  • Healthcare fraud: Fraud in Medicare, Medicaid, and other federal healthcare programs are generally proven relatively easily when an FCA violation is alleged. A few examples of cases that fall under this umbrella include a provider that charges for services that were never provided, charging for more expensive services than what were provided, providing substandard care, kickbacks, and off-label prescription drug marketing.

What Constitutes “Knowing” Under the FCA?

Anyone can be held liable in an FCA action for submitting, or causing to be submitted, a false or fraudulent claim, or a document or statement supporting a false or fraudulent claim as long as it is shown they had either actual knowledge that the claim, document or statement was false or fraudulent; or in deliberate ignorance of the claim’s, document’s or statement’s truth or falsity.

The FCA offers three different definitions of “knowing,” as follows:

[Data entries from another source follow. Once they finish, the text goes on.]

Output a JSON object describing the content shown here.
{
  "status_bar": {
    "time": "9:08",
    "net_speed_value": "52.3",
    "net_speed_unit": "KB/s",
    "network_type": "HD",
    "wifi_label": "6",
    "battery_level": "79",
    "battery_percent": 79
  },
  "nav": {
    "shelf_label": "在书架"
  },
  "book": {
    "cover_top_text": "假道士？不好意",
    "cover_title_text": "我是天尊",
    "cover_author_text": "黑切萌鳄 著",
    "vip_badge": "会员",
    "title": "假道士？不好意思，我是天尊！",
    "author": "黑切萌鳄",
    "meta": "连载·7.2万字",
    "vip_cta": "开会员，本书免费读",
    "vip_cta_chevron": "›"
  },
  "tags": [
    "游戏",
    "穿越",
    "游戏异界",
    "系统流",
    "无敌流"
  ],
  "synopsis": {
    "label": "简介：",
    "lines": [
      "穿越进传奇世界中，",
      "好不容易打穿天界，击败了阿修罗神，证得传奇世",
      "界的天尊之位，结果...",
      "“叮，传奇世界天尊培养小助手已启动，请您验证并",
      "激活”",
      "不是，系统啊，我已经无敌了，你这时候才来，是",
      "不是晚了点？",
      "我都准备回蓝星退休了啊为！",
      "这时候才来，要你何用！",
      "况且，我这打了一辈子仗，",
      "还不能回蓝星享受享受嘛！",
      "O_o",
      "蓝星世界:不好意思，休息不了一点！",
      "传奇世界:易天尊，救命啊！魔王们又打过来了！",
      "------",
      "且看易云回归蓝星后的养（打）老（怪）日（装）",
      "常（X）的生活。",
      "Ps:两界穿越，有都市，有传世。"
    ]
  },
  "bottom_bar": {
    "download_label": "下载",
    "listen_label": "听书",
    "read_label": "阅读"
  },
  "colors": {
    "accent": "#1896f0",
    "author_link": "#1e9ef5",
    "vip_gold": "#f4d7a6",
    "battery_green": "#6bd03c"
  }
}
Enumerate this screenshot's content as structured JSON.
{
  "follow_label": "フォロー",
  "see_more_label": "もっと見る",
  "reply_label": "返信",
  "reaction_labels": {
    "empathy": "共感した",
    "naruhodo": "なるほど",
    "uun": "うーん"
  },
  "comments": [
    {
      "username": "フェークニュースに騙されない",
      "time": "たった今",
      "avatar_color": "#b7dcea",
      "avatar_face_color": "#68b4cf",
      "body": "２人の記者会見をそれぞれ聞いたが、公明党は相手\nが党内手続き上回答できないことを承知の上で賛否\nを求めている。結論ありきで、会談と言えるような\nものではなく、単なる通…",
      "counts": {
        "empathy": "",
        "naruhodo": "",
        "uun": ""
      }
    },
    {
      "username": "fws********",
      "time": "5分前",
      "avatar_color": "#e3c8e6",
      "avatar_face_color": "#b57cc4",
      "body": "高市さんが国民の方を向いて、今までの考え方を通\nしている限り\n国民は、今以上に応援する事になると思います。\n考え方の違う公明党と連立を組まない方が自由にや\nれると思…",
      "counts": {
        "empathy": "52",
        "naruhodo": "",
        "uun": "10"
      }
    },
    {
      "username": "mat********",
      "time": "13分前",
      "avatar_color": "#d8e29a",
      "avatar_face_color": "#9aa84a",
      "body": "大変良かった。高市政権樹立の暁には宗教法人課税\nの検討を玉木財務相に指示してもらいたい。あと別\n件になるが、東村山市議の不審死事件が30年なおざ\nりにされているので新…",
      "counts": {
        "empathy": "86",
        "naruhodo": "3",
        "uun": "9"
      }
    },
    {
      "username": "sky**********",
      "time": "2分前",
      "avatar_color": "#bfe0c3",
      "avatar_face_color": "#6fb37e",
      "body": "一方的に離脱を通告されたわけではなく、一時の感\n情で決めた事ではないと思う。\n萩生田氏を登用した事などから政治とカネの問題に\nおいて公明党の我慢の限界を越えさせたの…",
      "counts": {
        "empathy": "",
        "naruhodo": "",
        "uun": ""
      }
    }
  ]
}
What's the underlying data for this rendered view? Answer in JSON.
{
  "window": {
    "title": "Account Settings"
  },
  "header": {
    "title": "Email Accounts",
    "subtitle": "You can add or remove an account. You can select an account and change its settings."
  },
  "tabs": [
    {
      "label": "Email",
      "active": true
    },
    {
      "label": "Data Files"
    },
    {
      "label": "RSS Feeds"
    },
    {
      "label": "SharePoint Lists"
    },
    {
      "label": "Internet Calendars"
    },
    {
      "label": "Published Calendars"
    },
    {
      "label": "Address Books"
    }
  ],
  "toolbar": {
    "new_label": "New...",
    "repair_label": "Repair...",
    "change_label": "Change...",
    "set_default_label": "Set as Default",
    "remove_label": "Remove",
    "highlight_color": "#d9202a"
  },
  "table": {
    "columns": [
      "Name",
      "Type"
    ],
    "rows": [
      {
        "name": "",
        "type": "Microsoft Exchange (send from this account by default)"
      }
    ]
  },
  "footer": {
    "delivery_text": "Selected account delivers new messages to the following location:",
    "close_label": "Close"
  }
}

  1. Actual knowledge
  2. Acting in deliberate ignorance (looking the other way)
  3. Acting in reckless disregard

The first definition is straightforward.  However, the second and third are open to some interpretation by the courts based on the evidence of the case. Again, it’s best to have an experienced FCA attorney review your case.  This will ensure you’re on the right track before you move forward.

What Damages and Penalties Do Violations of the FCA Carry?

The FCA carries steep penalties for violations, including an award of three times the amount of its loss, plus penalties of $5,500 – $11,000 per false claim/false document used. There’s a provision that says someone who self-reports under certain conditions may be liable for a lesser amount; however, in no case less than double the amount of the government’s loss.

To learn more about whistleblower defense and the criminal False Claims Act, call 770.643.1606 today.